 You mean he didn't leave the shoe here for me to chew the laces?

Both of these kitten had a rough start in life.  But now both are very lucky to be loved and cared for in comfort.

Kudos to my son and daughter-in-law.  And to all of you out there who choose to adopt shelter animals.  You are special indeed.


Busy Bee Suz said...

Oh, this is just so wonderful to read. I'm happy that they've changed the lives of TWO lost souls; they're such good people!!!
Thanks for sharing; it's so nice to read a happy story.

Arkansas Patti said...

Yes, kudos to your son and daughter-in-law. It takes special people to take in the unwanted. Love hearing such a great story with a really happy ending. Be proud Mom.

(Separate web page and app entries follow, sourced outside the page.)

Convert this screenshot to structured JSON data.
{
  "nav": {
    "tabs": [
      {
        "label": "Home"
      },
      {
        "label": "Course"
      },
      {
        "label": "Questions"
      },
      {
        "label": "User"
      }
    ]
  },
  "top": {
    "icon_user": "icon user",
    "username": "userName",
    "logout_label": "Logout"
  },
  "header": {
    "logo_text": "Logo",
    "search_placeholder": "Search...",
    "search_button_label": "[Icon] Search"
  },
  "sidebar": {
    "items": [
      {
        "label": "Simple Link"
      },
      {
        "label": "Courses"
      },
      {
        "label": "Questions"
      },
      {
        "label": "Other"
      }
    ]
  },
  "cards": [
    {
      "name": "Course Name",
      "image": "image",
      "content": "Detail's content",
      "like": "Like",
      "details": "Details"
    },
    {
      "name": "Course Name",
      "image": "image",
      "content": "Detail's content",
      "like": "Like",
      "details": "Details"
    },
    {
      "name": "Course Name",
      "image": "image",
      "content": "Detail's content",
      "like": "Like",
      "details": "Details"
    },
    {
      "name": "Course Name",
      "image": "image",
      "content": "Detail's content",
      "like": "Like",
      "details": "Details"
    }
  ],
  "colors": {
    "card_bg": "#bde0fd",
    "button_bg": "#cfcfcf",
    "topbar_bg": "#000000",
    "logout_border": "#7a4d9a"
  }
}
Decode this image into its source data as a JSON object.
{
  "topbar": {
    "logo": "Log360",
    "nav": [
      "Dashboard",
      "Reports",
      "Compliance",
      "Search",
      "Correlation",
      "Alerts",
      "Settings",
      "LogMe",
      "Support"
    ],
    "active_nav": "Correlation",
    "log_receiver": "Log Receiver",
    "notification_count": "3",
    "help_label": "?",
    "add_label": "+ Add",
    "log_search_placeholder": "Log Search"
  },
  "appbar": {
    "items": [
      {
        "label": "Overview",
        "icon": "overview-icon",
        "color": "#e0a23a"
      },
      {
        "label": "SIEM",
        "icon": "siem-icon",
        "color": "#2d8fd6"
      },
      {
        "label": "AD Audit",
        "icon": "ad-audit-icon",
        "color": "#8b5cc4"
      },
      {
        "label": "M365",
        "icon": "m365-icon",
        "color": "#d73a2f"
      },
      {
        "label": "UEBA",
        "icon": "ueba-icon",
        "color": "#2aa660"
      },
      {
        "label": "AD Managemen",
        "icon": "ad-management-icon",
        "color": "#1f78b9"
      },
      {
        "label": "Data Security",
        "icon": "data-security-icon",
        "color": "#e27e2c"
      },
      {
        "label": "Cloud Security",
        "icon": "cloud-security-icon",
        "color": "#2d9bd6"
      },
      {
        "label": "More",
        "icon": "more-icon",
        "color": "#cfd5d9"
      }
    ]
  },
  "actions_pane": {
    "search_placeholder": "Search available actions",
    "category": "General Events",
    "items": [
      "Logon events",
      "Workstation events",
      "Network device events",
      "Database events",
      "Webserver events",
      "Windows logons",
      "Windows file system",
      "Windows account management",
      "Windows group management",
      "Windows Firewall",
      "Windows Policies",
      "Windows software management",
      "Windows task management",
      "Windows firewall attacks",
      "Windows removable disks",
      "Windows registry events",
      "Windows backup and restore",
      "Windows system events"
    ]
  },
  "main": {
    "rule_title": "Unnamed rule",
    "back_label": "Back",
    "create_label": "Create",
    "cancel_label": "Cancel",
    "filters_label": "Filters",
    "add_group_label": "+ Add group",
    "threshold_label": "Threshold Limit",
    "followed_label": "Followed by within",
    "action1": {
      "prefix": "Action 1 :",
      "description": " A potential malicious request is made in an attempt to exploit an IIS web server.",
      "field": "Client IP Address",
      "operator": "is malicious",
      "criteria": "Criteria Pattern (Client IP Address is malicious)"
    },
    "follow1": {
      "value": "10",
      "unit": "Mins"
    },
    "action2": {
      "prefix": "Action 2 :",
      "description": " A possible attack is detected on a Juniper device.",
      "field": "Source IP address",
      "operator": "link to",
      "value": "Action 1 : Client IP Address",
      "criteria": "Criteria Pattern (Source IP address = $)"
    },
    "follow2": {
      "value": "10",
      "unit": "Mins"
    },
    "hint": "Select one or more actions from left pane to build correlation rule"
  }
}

Ms. A said...

Kudos to rescuers and especially those who rescue the ones that might seem less desirable.

Ginnie said...

I am so proud to say that all 3 of my children have dogs (and one son 3 cats along with his one dog)and they are all from the rescue pound. A lovely post, thanks.

robin andrea said...

Such a wonderful story of rescue and love. Those two found the best home, in the hearts of their rescuers. Our kitty cat Bonsai also had neurological problems; he had seizures when he slept, couldn't jump high enough to get anywhere interesting, fell down whenever he tried to run. We had him for 13 years and he drove us crazy with love!

KB said...

Your son and daughter-in-law are wonderful people to kitties who need them. Your story of their generosity of spirit brought a lump to my throat.

Vicki Lane said...

A lucky kitten and now a beautiful cat. Rescues are wonderful!

Nance said...

I have always had rescue cats (I have two now), and my sons adopted a rescue dog, saving him from being euthanized by only one week.

The black kitty down the street from us has the same condition as Rumbles. She is a sweet thing who is friendly to everyone.

There is interesting research on calico cats regarding their personalities; have you read any?

NCmountainwoman said...

Thanks for your comments, everyone.

Suz, Patti, Ms A - I totally agree we should praise the folks who take in shelter animals or strays.

Ginnie - Good for them

Robin - Amazing how much love an impaired animal can give. I know you miss your Bonsai.

KB - Our son adopted his first kitty just after college.

Vicki - Your own animals are fine examples of that.

Nance - I have heard that calico cats have "old souls" and are more mellow. Also, of course, that almost all of them are female. The research on them is fascinating. Especially now that we have such sophisticated genetic marking.